Full house helps Ball State end their Butler frustration

Walking through one of the four large openings at the corner of Worthen Arena may never have been so exciting.

They were up, down, around, and ahead of Jarrod Jones as he trotted onto the court Saturday afternoon. Shades of blue were mixed in here and there, but the prefered hue matched that of the trim on his number 45 jersey.

"We knew there was going to be a big turnout for this game," said the senior forward of the Cardinals' matchup with Butler.

His preminitions were correct as 8,412 packed nearly all the seats of Ball State's home basketball court to see if their home team could finally shake their recent struggles against their regional rival.

Beyond leading the overall series 65-37 coming in, Butler had won seven consecutive times when facing college basketball's most successful Cinderella. But with their biggest crowd on hand since their matchup with Indiana in 2005, the atmosphere was ripe for change.

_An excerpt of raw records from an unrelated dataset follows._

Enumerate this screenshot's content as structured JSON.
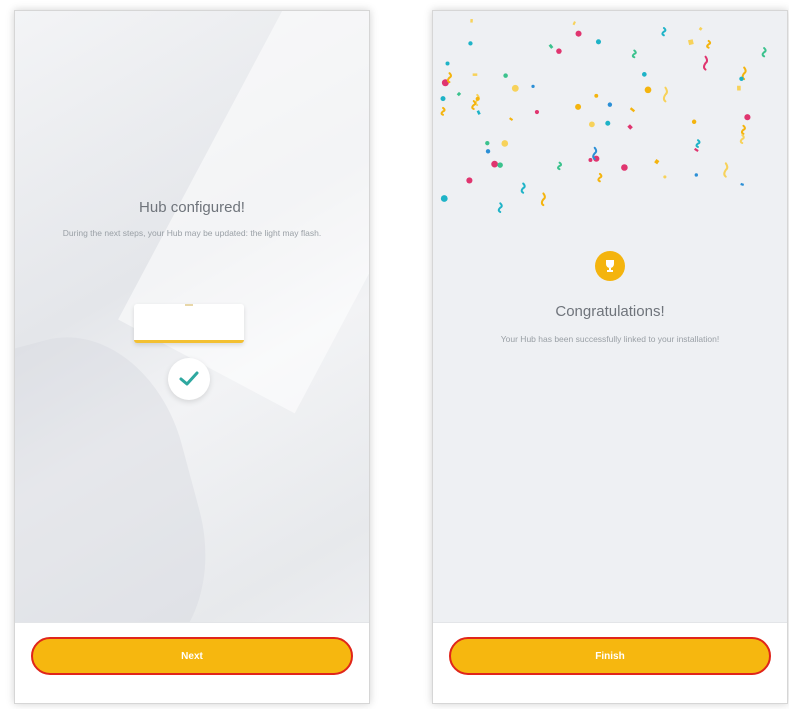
{
  "hub_configured_screen": {
    "title": "Hub configured!",
    "description": "During the next steps, your Hub may be updated: the light may flash.",
    "next_button": "Next"
  },
  "congratulations_screen": {
    "title": "Congratulations!",
    "description": "Your Hub has been successfully linked to your installation!",
    "finish_button": "Finish"
  },
  "colors": {
    "accent": "#f6b70f",
    "highlight_outline": "#e0251a",
    "check": "#2ea8a0",
    "confetti": [
      "#f4b40e",
      "#1eb3c7",
      "#e0356f",
      "#3bc28d",
      "#f7d25a",
      "#2b8fd6"
    ]
  },
  "icons": {
    "check": "checkmark-icon",
    "trophy": "trophy-icon"
  }
}
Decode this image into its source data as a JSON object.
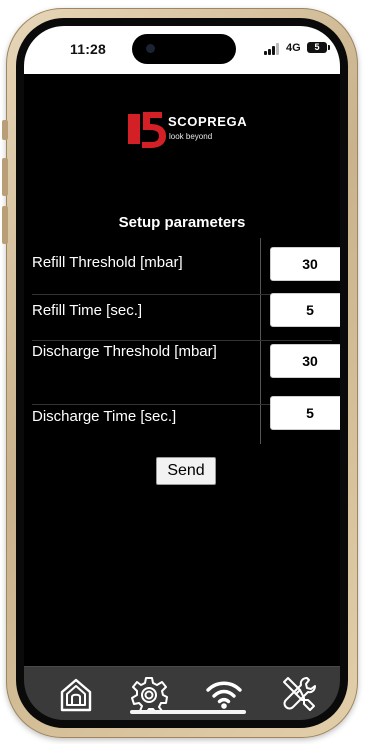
{
  "status_bar": {
    "time": "11:28",
    "network": "4G",
    "battery": "5"
  },
  "brand": {
    "name": "SCOPREGA",
    "tagline": "look beyond",
    "accent_color": "#d31f26"
  },
  "setup": {
    "title": "Setup parameters",
    "parameters": [
      {
        "label": "Refill Threshold [mbar]",
        "value": "30"
      },
      {
        "label": "Refill Time [sec.]",
        "value": "5"
      },
      {
        "label": "Discharge Threshold [mbar]",
        "value": "30"
      },
      {
        "label": "Discharge Time [sec.]",
        "value": "5"
      }
    ],
    "send_label": "Send"
  },
  "tab_bar": {
    "items": [
      {
        "icon": "home-icon"
      },
      {
        "icon": "gear-icon"
      },
      {
        "icon": "wifi-icon"
      },
      {
        "icon": "tools-icon"
      }
    ]
  }
}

"We just wanted to put on a show," said Jones-and he lived up to the promise.

Ball State gave their fans what the wanted, spiced in a little suspense, then closed like a contender as they're expected to be in the MAC. Jones' jumper with under a minute left and a pair of late defensive stops to give the Cardinals a 58-55 win in front of a jammed house.

"I was really proud of our guys being able to find a way to grind it out against a team that really thrives in half-court basketball," said Ball State head coach Billy Taylor, who got his first win over Butler Saturday.

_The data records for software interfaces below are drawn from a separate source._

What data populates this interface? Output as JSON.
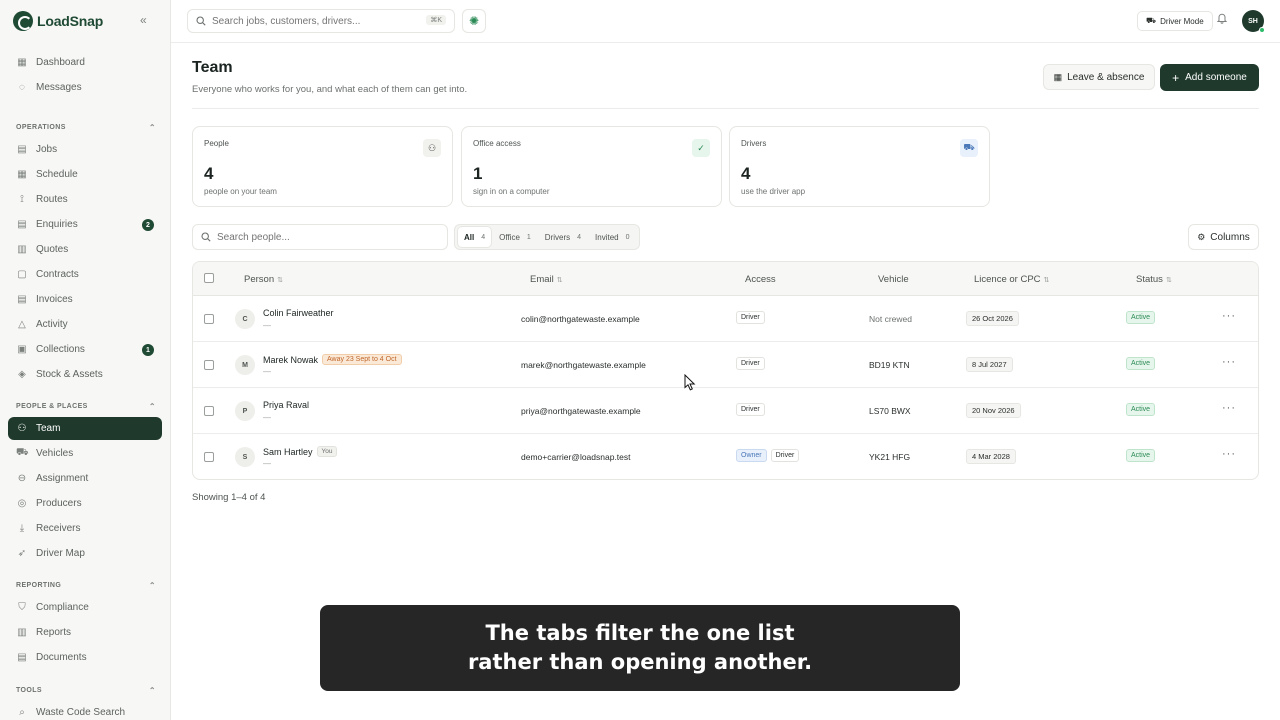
{
  "brand": {
    "name": "LoadSnap"
  },
  "sidebar": {
    "top_items": [
      {
        "label": "Dashboard",
        "icon": "grid-icon"
      },
      {
        "label": "Messages",
        "icon": "chat-icon"
      }
    ],
    "sections": [
      {
        "label": "OPERATIONS",
        "items": [
          {
            "label": "Jobs",
            "icon": "clipboard-icon"
          },
          {
            "label": "Schedule",
            "icon": "calendar-icon"
          },
          {
            "label": "Routes",
            "icon": "route-icon"
          },
          {
            "label": "Enquiries",
            "icon": "inbox-icon",
            "badge": "2"
          },
          {
            "label": "Quotes",
            "icon": "quote-icon"
          },
          {
            "label": "Contracts",
            "icon": "file-icon"
          },
          {
            "label": "Invoices",
            "icon": "invoice-icon"
          },
          {
            "label": "Activity",
            "icon": "activity-icon"
          },
          {
            "label": "Collections",
            "icon": "box-icon",
            "badge": "1"
          },
          {
            "label": "Stock & Assets",
            "icon": "cube-icon"
          }
        ]
      },
      {
        "label": "PEOPLE & PLACES",
        "items": [
          {
            "label": "Team",
            "icon": "users-icon",
            "active": true
          },
          {
            "label": "Vehicles",
            "icon": "truck-icon"
          },
          {
            "label": "Assignment",
            "icon": "link-icon"
          },
          {
            "label": "Producers",
            "icon": "pin-icon"
          },
          {
            "label": "Receivers",
            "icon": "download-icon"
          },
          {
            "label": "Driver Map",
            "icon": "navigation-icon"
          }
        ]
      },
      {
        "label": "REPORTING",
        "items": [
          {
            "label": "Compliance",
            "icon": "shield-icon"
          },
          {
            "label": "Reports",
            "icon": "bar-chart-icon"
          },
          {
            "label": "Documents",
            "icon": "document-icon"
          }
        ]
      },
      {
        "label": "TOOLS",
        "items": [
          {
            "label": "Waste Code Search",
            "icon": "search-icon"
          }
        ]
      }
    ]
  },
  "topbar": {
    "search_placeholder": "Search jobs, customers, drivers...",
    "search_shortcut": "⌘K",
    "driver_mode_label": "Driver Mode",
    "avatar_initials": "SH"
  },
  "header": {
    "title": "Team",
    "subtitle": "Everyone who works for you, and what each of them can get into.",
    "leave_label": "Leave & absence",
    "add_label": "Add someone"
  },
  "stats": [
    {
      "label": "People",
      "value": "4",
      "desc": "people on your team",
      "icon": "users-icon",
      "color": "#4e5450",
      "bg": "#f1f1ee"
    },
    {
      "label": "Office access",
      "value": "1",
      "desc": "sign in on a computer",
      "icon": "user-check-icon",
      "color": "#2a8a55",
      "bg": "#e7f6ec"
    },
    {
      "label": "Drivers",
      "value": "4",
      "desc": "use the driver app",
      "icon": "truck-icon",
      "color": "#4a78b8",
      "bg": "#e8f0fb"
    }
  ],
  "filters": {
    "search_placeholder": "Search people...",
    "tabs": [
      {
        "label": "All",
        "count": "4",
        "active": true
      },
      {
        "label": "Office",
        "count": "1"
      },
      {
        "label": "Drivers",
        "count": "4"
      },
      {
        "label": "Invited",
        "count": "0"
      }
    ],
    "columns_label": "Columns"
  },
  "table": {
    "headers": {
      "person": "Person",
      "email": "Email",
      "access": "Access",
      "vehicle": "Vehicle",
      "licence": "Licence or CPC",
      "status": "Status"
    },
    "rows": [
      {
        "initial": "C",
        "name": "Colin Fairweather",
        "sub": "—",
        "tag": "",
        "email": "colin@northgatewaste.example",
        "access": [
          "Driver"
        ],
        "vehicle": "Not crewed",
        "vehicle_muted": true,
        "licence": "26 Oct 2026",
        "status": "Active"
      },
      {
        "initial": "M",
        "name": "Marek Nowak",
        "sub": "—",
        "tag": "Away 23 Sept to 4 Oct",
        "tag_type": "away",
        "email": "marek@northgatewaste.example",
        "access": [
          "Driver"
        ],
        "vehicle": "BD19 KTN",
        "licence": "8 Jul 2027",
        "status": "Active"
      },
      {
        "initial": "P",
        "name": "Priya Raval",
        "sub": "—",
        "tag": "",
        "email": "priya@northgatewaste.example",
        "access": [
          "Driver"
        ],
        "vehicle": "LS70 BWX",
        "licence": "20 Nov 2026",
        "status": "Active"
      },
      {
        "initial": "S",
        "name": "Sam Hartley",
        "sub": "—",
        "tag": "You",
        "tag_type": "you",
        "email": "demo+carrier@loadsnap.test",
        "access": [
          "Owner",
          "Driver"
        ],
        "vehicle": "YK21 HFG",
        "licence": "4 Mar 2028",
        "status": "Active"
      }
    ]
  },
  "footer": {
    "showing": "Showing 1–4 of 4"
  },
  "caption": {
    "line1": "The tabs filter the one list",
    "line2": "rather than opening another."
  },
  "colors": {
    "brand": "#1f3a2d",
    "active_green": "#2a8a55",
    "owner_blue": "#4a78b8",
    "away_orange": "#c0672a"
  }
}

Meanwhile players gave credit to the crowd for helping them to do so-an advantage they've not had so far this season. In their previous three regular season home games the largest crowd the Cardinals drew 3,225 people in a win over IUPUI-half of what they had on Saturday afternoon.

It was not a split crowd either as it was during the Hoosiers' visit nearly six years ago. The majority of the fans were sporting the red of the Cardinals with scattered blues in the upper reaches of the arena.

"A big focus for us was just staying diciplined in what we do with all the energy and stuff," said forward Tyler Koch of the power of the atmosphere. "Just maintaining our composure and our poise."

Doing so wasn't a problem for the Cardinals in the first half as they score the game's first eight points. Behind Jones' 11 first half points, the Cardinals got ahead by as many as 13 before having it trimmed eight at the break.

"Our defense really set the tone," said Taylor of the first half, when he team held Butler to 25 percent shoooting from the field and forced ten turnovers. "We did a great job defending the three and that allowed us to get out in transition."

That changed a bit after a pair of Koch's three-pointers put Ball State up by 12 early in the second half. Using their half-court approach and the strong play of Khyle Marshall, the Bulldogs forged their first tie of the game on a layup by Crishawn Hopkins with 14:04 left.

Marshall would do so again with a 1:20 to go, hitting a jumper to even the game at 54 and add to his team-high 21 points.

"We want to see more consistency," said Butler head coach Brad Stevens of the game until that point. "I'm excited about the way Khyle played but we need to see a lot more.

"Just come out compete and fight-and we did that in a lot of ways."

Jones, however, had the final answer when he buried a baseline jumper with 48 seconds left to give the Cardinals the lead. In the end it would be all they would need as the Ball State defense held the Bulldogs without a bucket the rest of the way-yielding a single Ronald Nored free throw with .5 remaining.

As players raced past the student section when the final horn sounded, they exchanged high-fives in hopes that it won't be goodbye.

"Give them something to comeback, so they would comeback for future games this season," said Jones.

He might be a big reason they do.